REQUIRED WORK:
Leave every picture out. Set down all the lines below exactly.

=== DATA ===

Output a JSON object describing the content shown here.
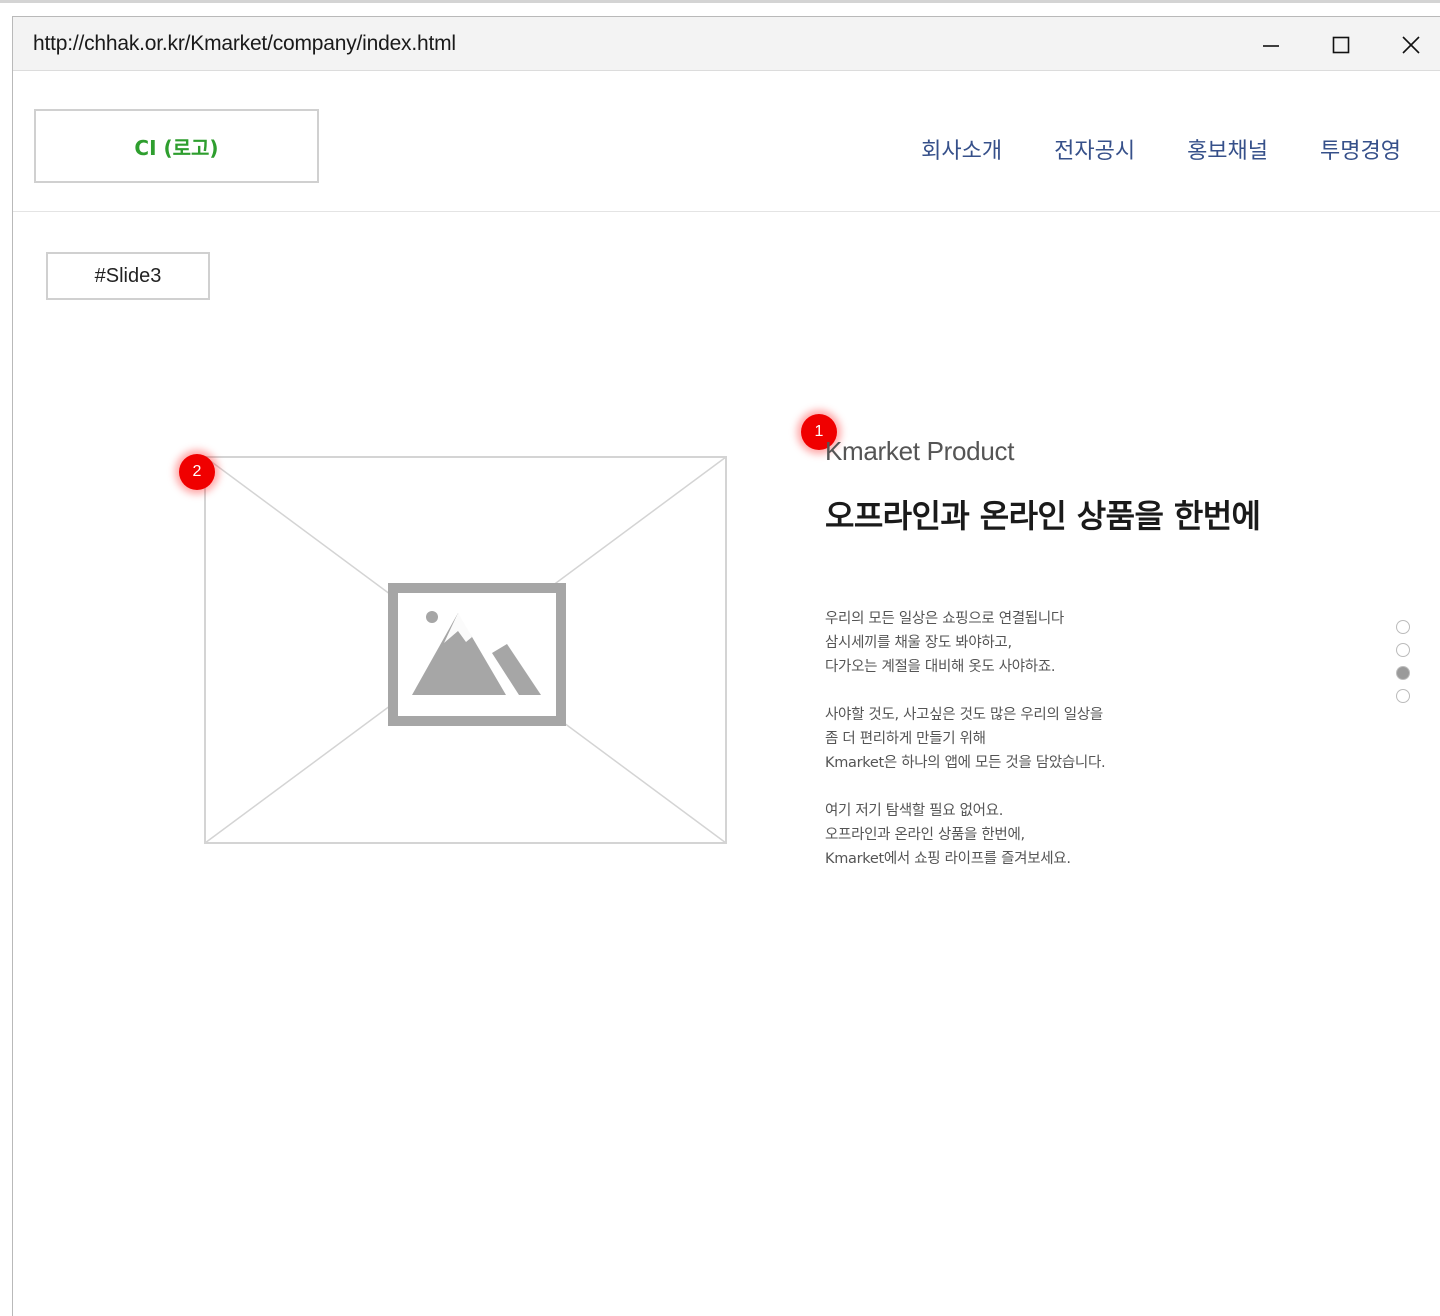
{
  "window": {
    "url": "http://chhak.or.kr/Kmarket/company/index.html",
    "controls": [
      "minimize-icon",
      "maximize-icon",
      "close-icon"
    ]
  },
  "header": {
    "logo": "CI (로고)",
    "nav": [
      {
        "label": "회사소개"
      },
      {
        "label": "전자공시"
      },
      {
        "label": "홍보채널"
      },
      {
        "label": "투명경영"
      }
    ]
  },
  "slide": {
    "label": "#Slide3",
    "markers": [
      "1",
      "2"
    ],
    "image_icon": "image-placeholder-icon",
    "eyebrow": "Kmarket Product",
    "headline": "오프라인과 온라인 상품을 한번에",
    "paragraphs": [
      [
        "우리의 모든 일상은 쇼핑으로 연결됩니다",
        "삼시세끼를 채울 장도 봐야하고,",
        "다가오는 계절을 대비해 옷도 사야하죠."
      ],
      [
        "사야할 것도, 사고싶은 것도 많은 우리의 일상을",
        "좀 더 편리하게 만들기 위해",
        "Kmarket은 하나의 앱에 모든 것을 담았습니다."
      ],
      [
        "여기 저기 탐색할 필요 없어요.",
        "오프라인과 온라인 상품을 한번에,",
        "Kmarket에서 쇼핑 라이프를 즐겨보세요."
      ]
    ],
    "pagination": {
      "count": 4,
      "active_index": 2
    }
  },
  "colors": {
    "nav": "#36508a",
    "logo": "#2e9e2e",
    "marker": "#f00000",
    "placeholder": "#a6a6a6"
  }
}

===

RESULT OF THIS TASK:
Output a JSON object describing the content shown here.
{
  "window": {
    "url": "http://chhak.or.kr/Kmarket/company/index.html",
    "controls": [
      "minimize-icon",
      "maximize-icon",
      "close-icon"
    ]
  },
  "header": {
    "logo": "CI (로고)",
    "nav": [
      {
        "label": "회사소개"
      },
      {
        "label": "전자공시"
      },
      {
        "label": "홍보채널"
      },
      {
        "label": "투명경영"
      }
    ]
  },
  "slide": {
    "label": "#Slide3",
    "markers": [
      "1",
      "2"
    ],
    "image_icon": "image-placeholder-icon",
    "eyebrow": "Kmarket Product",
    "headline": "오프라인과 온라인 상품을 한번에",
    "paragraphs": [
      [
        "우리의 모든 일상은 쇼핑으로 연결됩니다",
        "삼시세끼를 채울 장도 봐야하고,",
        "다가오는 계절을 대비해 옷도 사야하죠."
      ],
      [
        "사야할 것도, 사고싶은 것도 많은 우리의 일상을",
        "좀 더 편리하게 만들기 위해",
        "Kmarket은 하나의 앱에 모든 것을 담았습니다."
      ],
      [
        "여기 저기 탐색할 필요 없어요.",
        "오프라인과 온라인 상품을 한번에,",
        "Kmarket에서 쇼핑 라이프를 즐겨보세요."
      ]
    ],
    "pagination": {
      "count": 4,
      "active_index": 2
    }
  },
  "colors": {
    "nav": "#36508a",
    "logo": "#2e9e2e",
    "marker": "#f00000",
    "placeholder": "#a6a6a6"
  }
}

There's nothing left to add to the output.